Calculating the Proper Wattage Size for Electric Baseboard Heaters
Installing electric baseboard heating is often the easiest and most effective way to add heating to a room addition or when you are converting an unheated space, such as an attic or basement. Ideally, it's always best to extend existing ductwork from your central furnace/air conditioning system, but sometimes it's just not possible to route additional ductwork. At these times, installing electric baseboard heaters is by far the easiest solution.
Baseboard Heater Basics
Baseboard heaters are mounted at the bottom of walls and are powered by electrical circuits via wiring that is usually routed through wall cavities to the main service panel. The wiring may route through a wallmounted thermostat, or the thermostats may be built into the heaters themselves.

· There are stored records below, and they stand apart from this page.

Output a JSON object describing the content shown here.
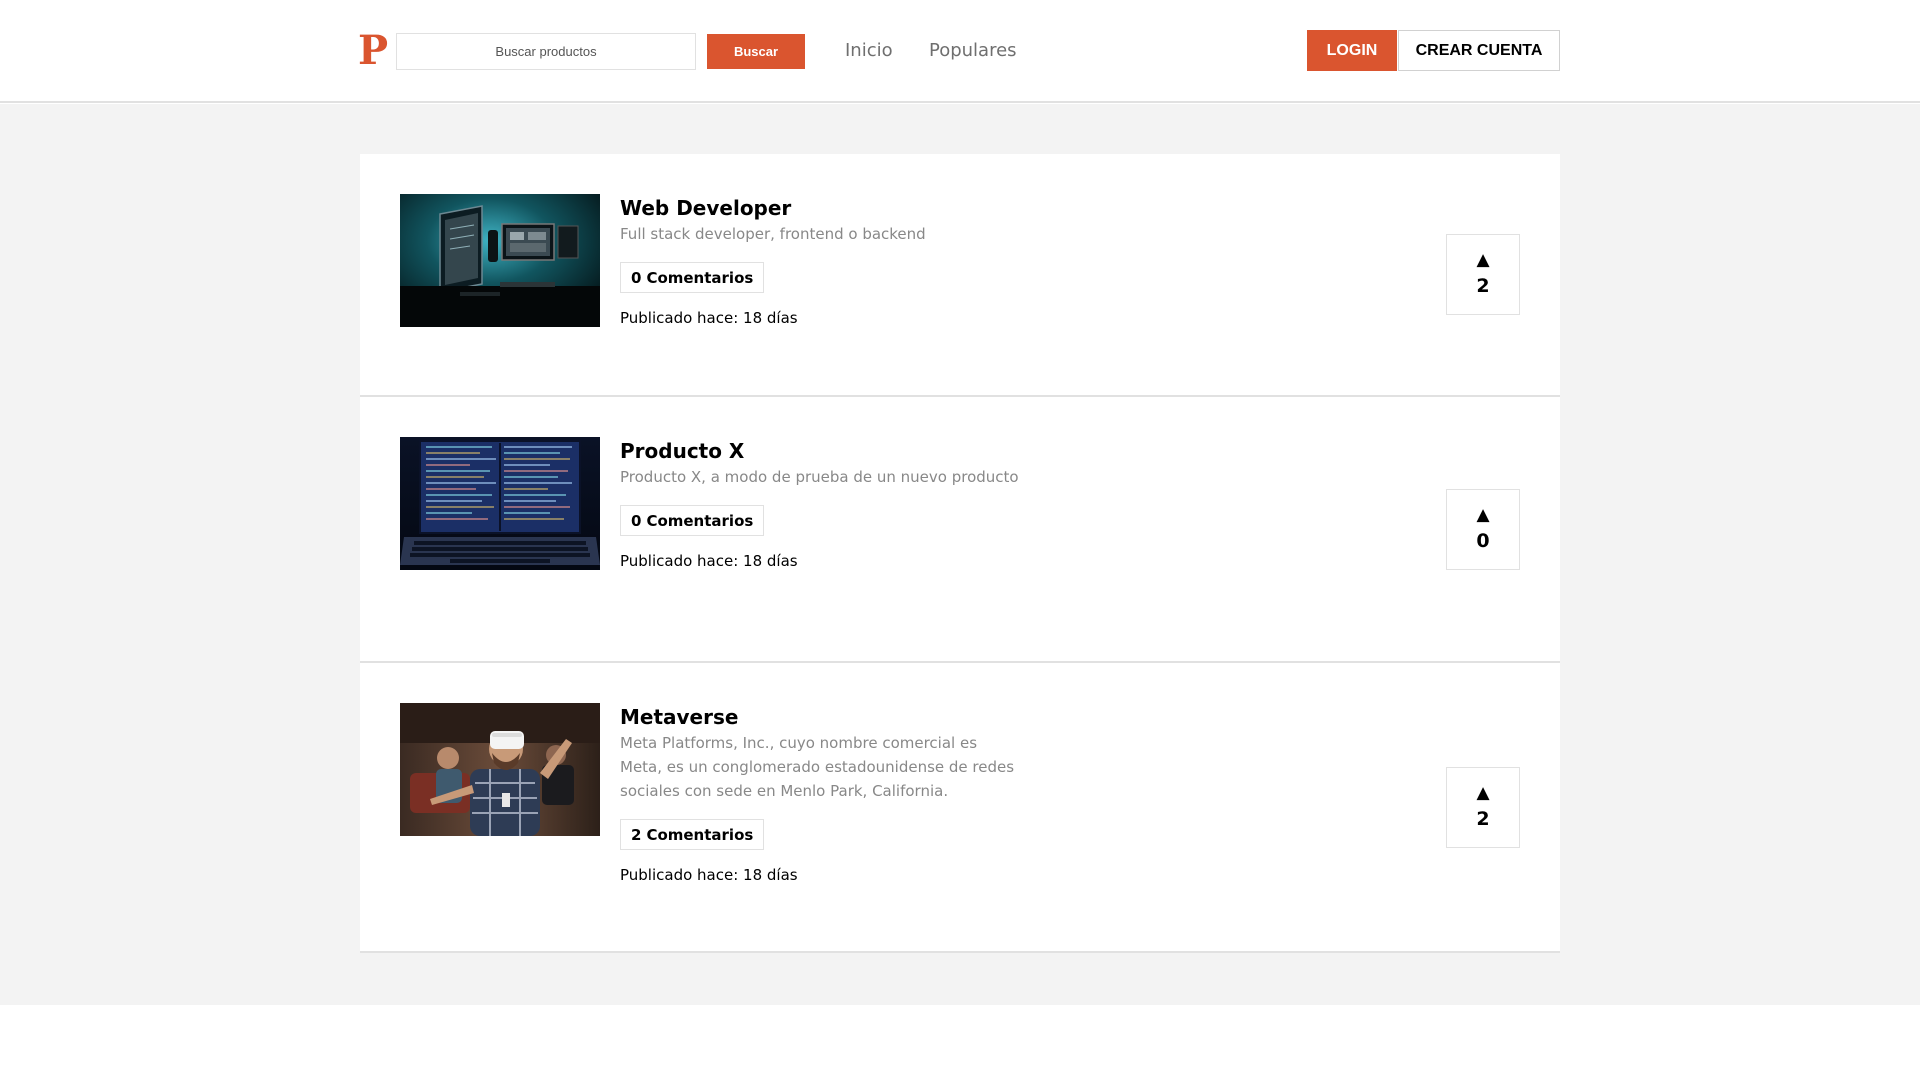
{
  "header": {
    "logo": "P",
    "search": {
      "placeholder": "Buscar productos",
      "button_label": "Buscar"
    },
    "nav": [
      {
        "label": "Inicio"
      },
      {
        "label": "Populares"
      }
    ],
    "login_label": "LOGIN",
    "signup_label": "CREAR CUENTA",
    "accent_color": "#da552f"
  },
  "products": [
    {
      "title": "Web Developer",
      "description": "Full stack developer, frontend o backend",
      "comment_count": "0",
      "comments_label": "Comentarios",
      "published": "Publicado hace: 18 días",
      "votes": "2",
      "vote_icon": "▲",
      "image": "desk-monitors-photo"
    },
    {
      "title": "Producto X",
      "description": "Producto X, a modo de prueba de un nuevo producto",
      "comment_count": "0",
      "comments_label": "Comentarios",
      "published": "Publicado hace: 18 días",
      "votes": "0",
      "vote_icon": "▲",
      "image": "laptop-code-photo"
    },
    {
      "title": "Metaverse",
      "description": "Meta Platforms, Inc.,  cuyo nombre comercial es Meta, es un conglomerado estadounidense de redes sociales con sede en Menlo Park, California.",
      "comment_count": "2",
      "comments_label": "Comentarios",
      "published": "Publicado hace: 18 días",
      "votes": "2",
      "vote_icon": "▲",
      "image": "vr-headset-photo"
    }
  ]
}
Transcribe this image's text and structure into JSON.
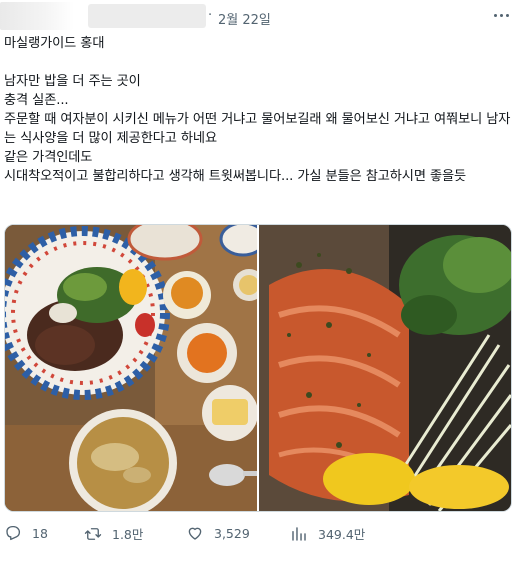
{
  "post": {
    "separator": "·",
    "date": "2월 22일",
    "text": "마실랭가이드 홍대\n\n남자만 밥을 더 주는 곳이\n충격 실존...\n주문할 때 여자분이 시키신 메뉴가 어떤 거냐고 물어보길래 왜 물어보신 거냐고 여쭤보니 남자는 식사양을 더 많이 제공한다고 하네요\n같은 가격인데도\n시대착오적이고 불합리하다고 생각해 트윗써봅니다... 가실 분들은 참고하시면 좋을듯"
  },
  "actions": {
    "replies": "18",
    "retweets": "1.8만",
    "likes": "3,529",
    "views": "349.4만"
  },
  "colors": {
    "text": "#0f1419",
    "muted": "#536471",
    "border": "#cfd9de"
  },
  "icons": [
    "more-icon",
    "reply-icon",
    "retweet-icon",
    "like-icon",
    "views-icon"
  ]
}
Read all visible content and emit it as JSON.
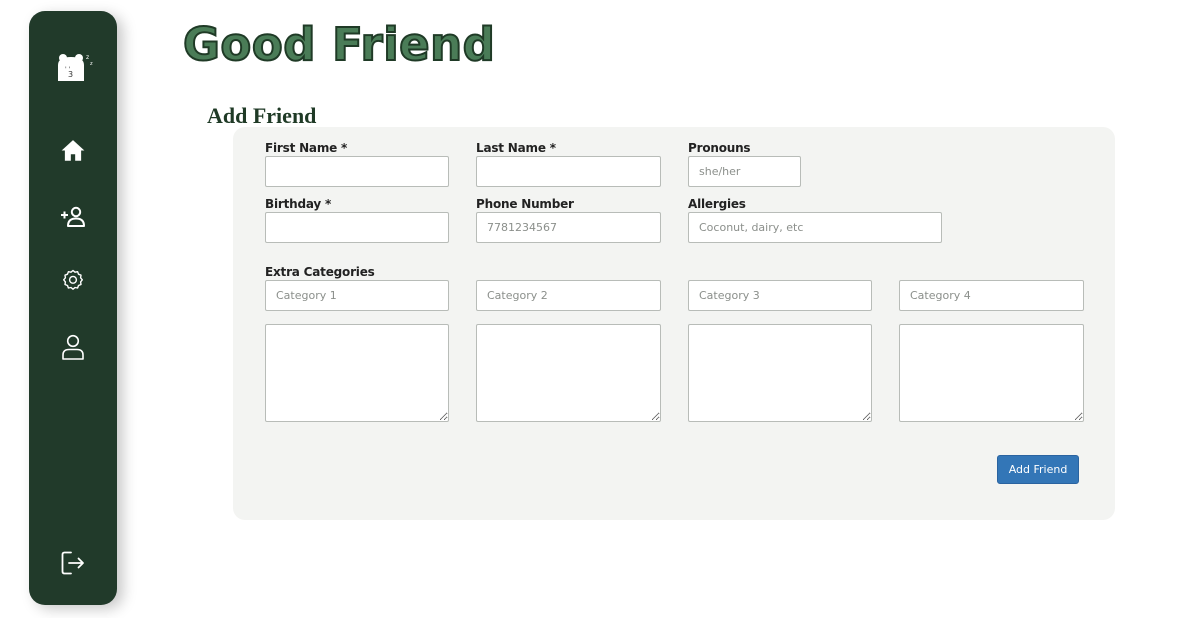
{
  "app": {
    "title": "Good Friend",
    "logo": "bear-face-icon"
  },
  "sidebar": {
    "items": [
      {
        "icon": "home-icon"
      },
      {
        "icon": "add-person-icon"
      },
      {
        "icon": "gear-icon"
      },
      {
        "icon": "user-icon"
      }
    ],
    "footer": {
      "icon": "logout-icon"
    }
  },
  "page": {
    "heading": "Add Friend"
  },
  "form": {
    "first_name": {
      "label": "First Name *",
      "value": "",
      "placeholder": ""
    },
    "last_name": {
      "label": "Last Name *",
      "value": "",
      "placeholder": ""
    },
    "pronouns": {
      "label": "Pronouns",
      "value": "",
      "placeholder": "she/her"
    },
    "birthday": {
      "label": "Birthday *",
      "value": "",
      "placeholder": ""
    },
    "phone": {
      "label": "Phone Number",
      "value": "",
      "placeholder": "7781234567"
    },
    "allergies": {
      "label": "Allergies",
      "value": "",
      "placeholder": "Coconut, dairy, etc"
    },
    "extra": {
      "label": "Extra Categories",
      "categories": [
        {
          "placeholder": "Category 1",
          "value": "",
          "notes": ""
        },
        {
          "placeholder": "Category 2",
          "value": "",
          "notes": ""
        },
        {
          "placeholder": "Category 3",
          "value": "",
          "notes": ""
        },
        {
          "placeholder": "Category 4",
          "value": "",
          "notes": ""
        }
      ]
    },
    "submit_label": "Add Friend"
  },
  "colors": {
    "sidebar": "#213a2a",
    "title_fill": "#4a7c57",
    "card_bg": "#f3f4f2",
    "button": "#3376b7"
  }
}
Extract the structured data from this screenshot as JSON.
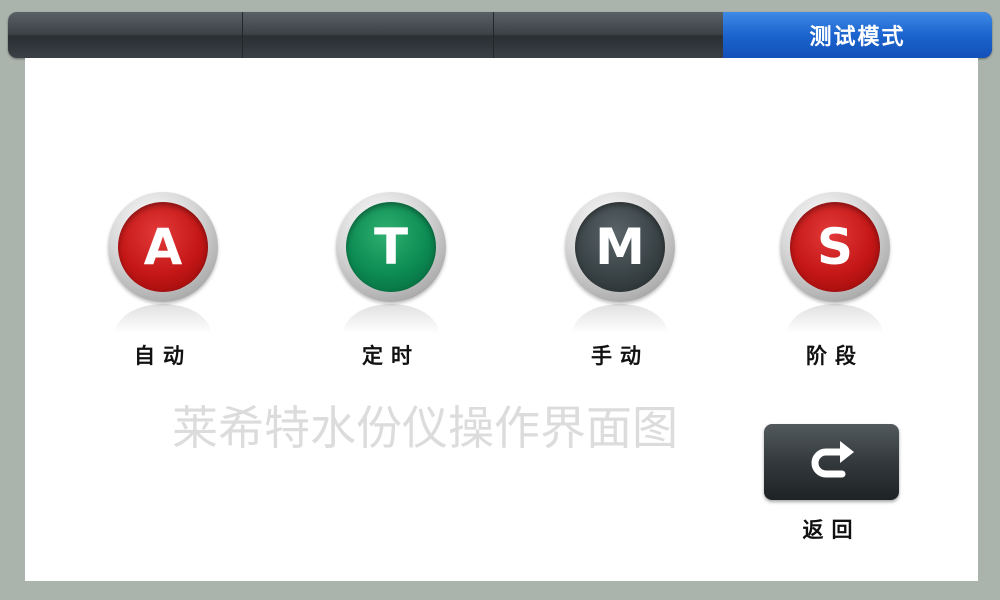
{
  "tabs": [
    {
      "label": ""
    },
    {
      "label": ""
    },
    {
      "label": ""
    },
    {
      "label": "测试模式",
      "active": true
    }
  ],
  "modes": [
    {
      "letter": "A",
      "label": "自动",
      "color": "#c41616"
    },
    {
      "letter": "T",
      "label": "定时",
      "color": "#0c8a52"
    },
    {
      "letter": "M",
      "label": "手动",
      "color": "#3a4346"
    },
    {
      "letter": "S",
      "label": "阶段",
      "color": "#c41616"
    }
  ],
  "watermark": "莱希特水份仪操作界面图",
  "back": {
    "label": "返回",
    "icon": "return-arrow-icon"
  },
  "colors": {
    "active_tab": "#1c64cf",
    "panel": "#ffffff",
    "frame": "#aab4ad"
  }
}
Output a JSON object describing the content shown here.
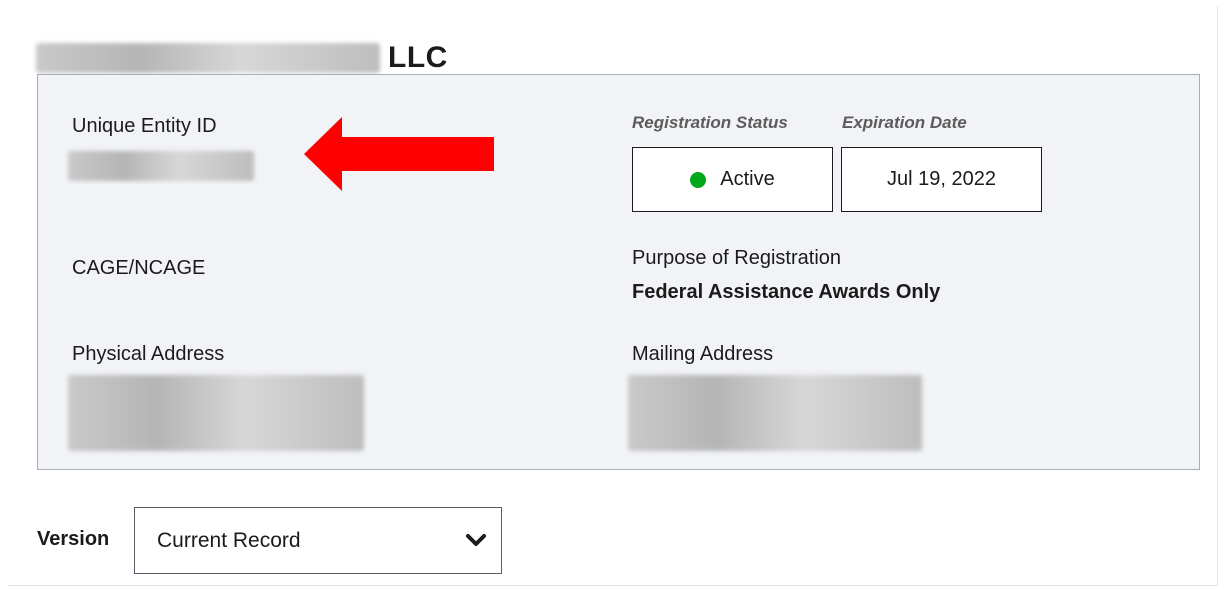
{
  "entity": {
    "name_suffix": "LLC"
  },
  "fields": {
    "unique_entity_id_label": "Unique Entity ID",
    "cage_label": "CAGE/NCAGE",
    "physical_address_label": "Physical Address",
    "registration_status_label": "Registration Status",
    "expiration_date_label": "Expiration Date",
    "status_value": "Active",
    "expiration_value": "Jul 19, 2022",
    "purpose_label": "Purpose of Registration",
    "purpose_value": "Federal Assistance Awards Only",
    "mailing_address_label": "Mailing Address"
  },
  "version": {
    "label": "Version",
    "selected": "Current Record"
  },
  "colors": {
    "status_active": "#00a91c",
    "annotation_arrow": "#ff0000",
    "panel_bg": "#f1f3f6"
  },
  "icons": {
    "status": "status-dot-icon",
    "dropdown": "chevron-down-icon",
    "annotation": "red-arrow-icon"
  }
}
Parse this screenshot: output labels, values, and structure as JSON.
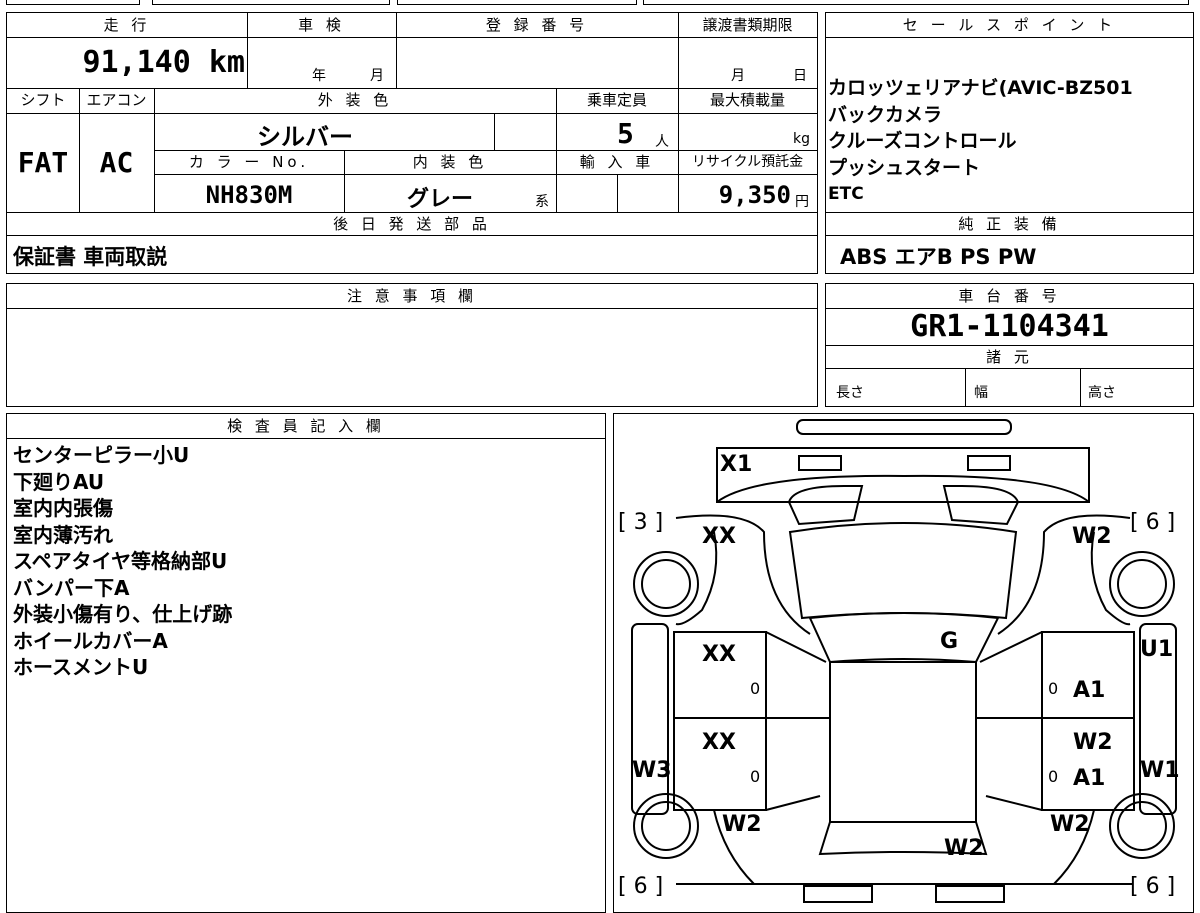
{
  "vehicle": {
    "labels": {
      "mileage": "走 行",
      "inspection": "車 検",
      "registration": "登 録 番 号",
      "transfer_deadline": "譲渡書類期限",
      "shift": "シフト",
      "ac": "エアコン",
      "exterior_color": "外 装 色",
      "capacity": "乗車定員",
      "max_load": "最大積載量",
      "color_no": "カ ラ ー No.",
      "interior_color": "内 装 色",
      "import": "輸 入 車",
      "recycle": "リサイクル預託金",
      "later_parts": "後 日 発 送 部 品"
    },
    "mileage": "91,140 km",
    "inspection_year_unit": "年",
    "inspection_month_unit": "月",
    "deadline_month_unit": "月",
    "deadline_day_unit": "日",
    "shift": "FAT",
    "ac": "AC",
    "exterior_color": "シルバー",
    "capacity": "5",
    "capacity_unit": "人",
    "max_load_unit": "kg",
    "color_no": "NH830M",
    "interior_color": "グレー",
    "interior_suffix": "系",
    "recycle_fee": "9,350",
    "recycle_unit": "円",
    "later_parts": "保証書 車両取説"
  },
  "sales_points": {
    "label": "セ ー ル ス ポ イ ン ト",
    "items": [
      "カロッツェリアナビ(AVIC-BZ501",
      "バックカメラ",
      "クルーズコントロール",
      "プッシュスタート",
      "ETC"
    ]
  },
  "standard_equipment": {
    "label": "純 正 装 備",
    "value": "ABS エアB PS PW"
  },
  "notes": {
    "label": "注 意 事 項 欄"
  },
  "chassis": {
    "label": "車 台 番 号",
    "value": "GR1-1104341",
    "spec_label": "諸 元",
    "length": "長さ",
    "width": "幅",
    "height": "高さ"
  },
  "inspector": {
    "label": "検 査 員 記 入 欄",
    "lines": [
      "センターピラー小U",
      "下廻りAU",
      "室内内張傷",
      "室内薄汚れ",
      "スペアタイヤ等格納部U",
      "バンパー下A",
      "外装小傷有り、仕上げ跡",
      "ホイールカバーA",
      "ホースメントU"
    ]
  },
  "diagram": {
    "marks": {
      "x1": "X1",
      "front_left": "XX",
      "front_right": "W2",
      "hood_center": "G",
      "rear_door_left": "XX",
      "rear_door_right": "A1",
      "rear_left_panel": "XX",
      "rear_right_panel": "W2",
      "rear_right_panel2": "A1",
      "left_side_w3": "W3",
      "right_side_u1": "U1",
      "right_side_w1": "W1",
      "rear_left_wheel": "W2",
      "rear_right_wheel": "W2",
      "rear_center": "W2",
      "zero1": "0",
      "zero2": "0",
      "zero3": "0",
      "zero4": "0"
    },
    "tires": {
      "fl": "[ 3 ]",
      "fr": "[ 6 ]",
      "rl": "[ 6 ]",
      "rr": "[ 6 ]"
    }
  }
}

While portable baseboard heaters are available that can plug into standard wall outlets, these are best for temporary use only. For most efficient heating, it's best to install permanent baseboard heaters mounted to the wall.
Permanent heaters are available in both 120volt and 240volt models. Wherever possible, install 240volt heaters, as these are more efficient in terms of energy use.
When shopping for baseboard heaters, you will notice many different specifications, including the length of the baseboard heater, wattage, amperage, and voltage. For the sake of choosing heaters that are sufficient for the space you need to heat, it is the wattage rating that is the most critical. In general, longer baseboard heaters will produce more wattage. Here is an example from one manufacturer:
Cadet 240Volt Baseboard Heater Wattages  

30 inches  500 watts 
36 inches  750 watts 
48 inches  1000 watts 
72 inches  1500 watts 
96 inches  2000 watts 
The immediate practical question is how much wattage do you need to heat the room, and how many baseboard heaters should you install. The answer to this will involve calculating the heating needs of the space.
Calculating Heater Wattage: A Quick and Easy Method
A very simple method for determining how much total heating wattage you need can be found by calculating the square footage of the room, then multiplying this by 10 watts to produce a baseline wattage requirement.
For example, if you are heating a 12foot x 12foot bedroom, it will have 144 square feet. Multiplying this by 10 watts tells you that the necessary heater wattage for the room is 1440.
This base wattage calculation method presumes that the room uses modern construction methods with the typical wall, ceiling, and floor insulation and that it has 8ft.high ceilings. If the room differs from these specifications, it's recommended that you make the following adjustments:
 Add 25% more wattage if the ceilings are 10 feet high rather than 8 feet.
 Add 50% more wattage if the ceilings are 12 feet high rather than 8 feet
 In an older home, multiply the square footage by 12.5 watts, not 10.
 In an ultrainsulated home, multiply the square footage of the room by 7.5 watts, not 10.
For the sake of our example, let's assume that the room has normal specifications. With 144 square feet, the required wattage is 1440 watts, which means you could heat the room with a single 1500 watt baseboard heater, or two 750watt heaters.
Calculating by Length of Baseboard Heater
In this method, it's assumed that 240volt baseboard heaters typically produce about 250 watts per linear foot of length. This calculation is designed to tell you how long your baseboard heater should be.
 Begin by measuring the width and length of the room to find the square footage.
 Multiply the square footage by 9.
 Using this base wattage number, add 10% for EACH of the following, as applicable:

 Each window
 Each exterior door
 Each exterior wall
 An uninsulated space below the room
 Poorly insulated walls
 Ceiling more than 8 feet tall
The resulting number will be the total wattage required for baseboard heaters to heat the room. Now, divide by 250 to arrive at the length of baseboard heater required.
Using the same size room as described in the first calculation method, we'll assume that our 144squareft. bedroom has one window and two exterior walls but is otherwise typical. The calculation runs like this:
 144 square feet multiplied by 9 watts equals 1296 watts
 Adding 10% for a window equals 1425.6 watts
 Adding 20% for two exterior walls equals 1710.72 watts
 Dividing by 250 (the normal wattage per linear foot) equals 6.84 feet of baseboard heater required
 Rounding up, this means that 7 feet, or 84 inches, of heater is needed. Standard heaters are not available in this length, so in this case, a single 8foot or two 4foot heaters would be the likely choice.
Manufacturer's Recommended Heating Needs
It is always best to slightly oversize when selecting baseboard heaters. There is no loss of efficiency by heating with baseboard heaters that are slightly larger than minimum requirements.
Total Area of Room (sq. ft.)  Recommended Heater Rating (watts)  Electrical Circuit Size Needed (240 volts) 

100  900  15 amps 
150  1350  15 amps 
200  1800  15 amps 
300  2700  15 amps 
400  3600  20 amps 
500  4500  30 amps 
800  7200  40 amps 
1000  9000  50 amps